Human rights campaigners supporting Myanmar’s Rohingya mainly Muslim minority have called for a global boycott of the country, a day before genocide hearings begin at the International Court of Justice (ICJ) in The Hague.
The Free Rohingya Coalition (FRC) said in a statement on Monday it was starting the “Boycott Myanmar Campaign” with 30 organisations in 10 countries. It called on “corporations, foreign investors, professional and cultural organizations to sever their institutional ties with Myanmar”.
More than 730,000 Rohingya fled to neighbouring Bangladesh following the brutal crackdown by the military in August 2017, which United Nations investigators have concluded was carried out with “genocidal intent”.
The FRC statement added that the campaign was intended to “to bring to bear economic, cultural, diplomatic and political pressure on Myanmar’s coalition government of Aung San Suu Kyi and the military”.
“We are doing this to correct the wrongdoings of Myanmar government and military…not because we hate our fellow Burmese,” Ro Nay San Lwin, a Rohingya Muslim and cofounder of the FRC, told Al Jazeera.
“We want to see our country as a developed country but as the investments are financing the genocide we are compelled to do this,” he added.
Myanmar’s de facto leader and Nobel Peace Prize laureate Aung San Suu Kyi, who arrived in the Netherlands on Sunday, is set to defend her country’s record during three days of hearings initiated after a lawsuit was filed by the Gambia in November.
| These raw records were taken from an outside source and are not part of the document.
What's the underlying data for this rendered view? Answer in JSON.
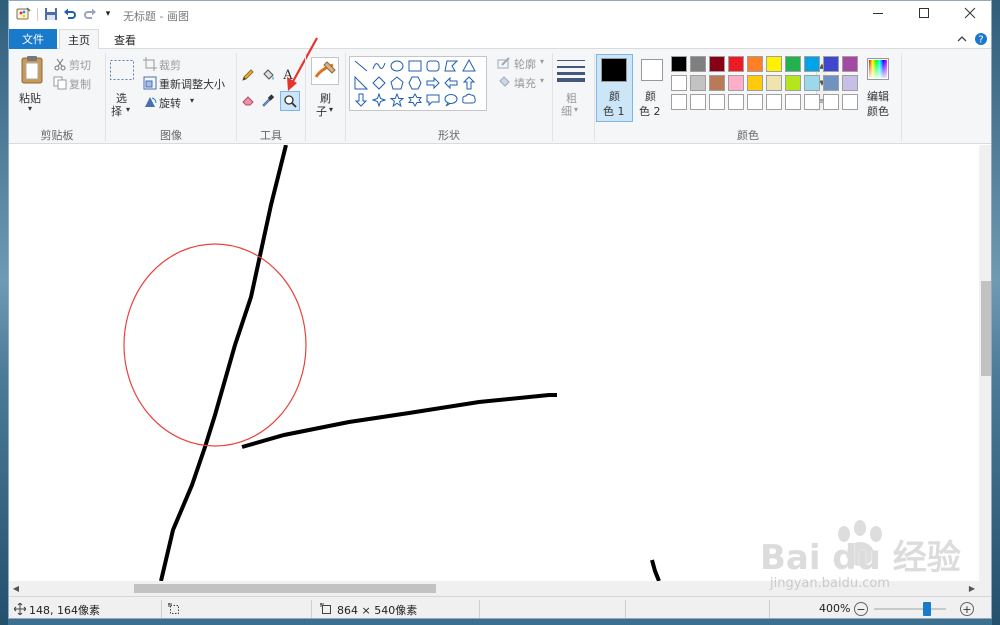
{
  "window": {
    "title": "无标题 - 画图",
    "minimize_icon": "minimize-icon",
    "maximize_icon": "maximize-icon",
    "close_icon": "close-icon"
  },
  "quick_access": {
    "icons": [
      "paint-app-icon",
      "save-icon",
      "undo-icon",
      "redo-icon",
      "customize-dropdown-icon"
    ]
  },
  "tabs": {
    "file": "文件",
    "home": "主页",
    "view": "查看",
    "collapse_icon": "chevron-up-icon",
    "help_icon": "help-icon"
  },
  "clipboard": {
    "paste": "粘贴",
    "cut": "剪切",
    "copy": "复制",
    "group_label": "剪贴板"
  },
  "image": {
    "select_1": "选",
    "select_2": "择",
    "crop": "裁剪",
    "resize": "重新调整大小",
    "rotate": "旋转",
    "group_label": "图像"
  },
  "tools": {
    "group_label": "工具",
    "icons": [
      "pencil-icon",
      "fill-icon",
      "text-icon",
      "eraser-icon",
      "color-picker-icon",
      "magnifier-icon"
    ]
  },
  "brushes": {
    "label_1": "刷",
    "label_2": "子"
  },
  "shapes": {
    "outline": "轮廓",
    "fill": "填充",
    "group_label": "形状"
  },
  "size": {
    "label_1": "粗",
    "label_2": "细"
  },
  "colors": {
    "color1_1": "颜",
    "color1_2": "色 1",
    "color2_1": "颜",
    "color2_2": "色 2",
    "edit_1": "编辑",
    "edit_2": "颜色",
    "group_label": "颜色",
    "color1_value": "#000000",
    "color2_value": "#ffffff",
    "palette": [
      "#000000",
      "#7f7f7f",
      "#880015",
      "#ed1c24",
      "#ff7f27",
      "#fff200",
      "#22b14c",
      "#00a2e8",
      "#3f48cc",
      "#a349a4",
      "#ffffff",
      "#c3c3c3",
      "#b97a57",
      "#ffaec9",
      "#ffc90e",
      "#efe4b0",
      "#b5e61d",
      "#99d9ea",
      "#7092be",
      "#c8bfe7",
      "#ffffff",
      "#ffffff",
      "#ffffff",
      "#ffffff",
      "#ffffff",
      "#ffffff",
      "#ffffff",
      "#ffffff",
      "#ffffff",
      "#ffffff"
    ]
  },
  "status": {
    "cursor_position": "148, 164像素",
    "canvas_size": "864 × 540像素",
    "zoom": "400%"
  },
  "watermark": {
    "main": "Bai du 经验",
    "sub": "jingyan.baidu.com"
  }
}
Aung San Suu Kyi’s office posted a picture of her arrival at Amsterdam’s Schiphol airport where she was greeted by the ambassador to the Netherlands and then headed to The Hague, where the World Court is located.
Aung San Suu Kyi has come under severe criticism in recent years for her unwillingness to speak out on the Rohingya crisis, despite the Myanmar military’s violent campaign against the minority group.
Several demonstrations are planned in the coming days in the Dutch city by Rohingya survivor groups, as well as by government supporters.
The Gambia filed the suit on behalf of the Organisation of Islamic Cooperation, in which Buddhist-majority Myanmar is accused of genocide, the most serious international crime, against its Rohingya minority.
During three days of hearings, its legal team will ask the 16-member panel of UN judges at the ICJ to impose “provisional measures” to protect the Rohingya before the case can be heard in full.
Aung San Suu Kyi‘s office said last month that she would lead her country’s team in The Hague to “defend the national interest”.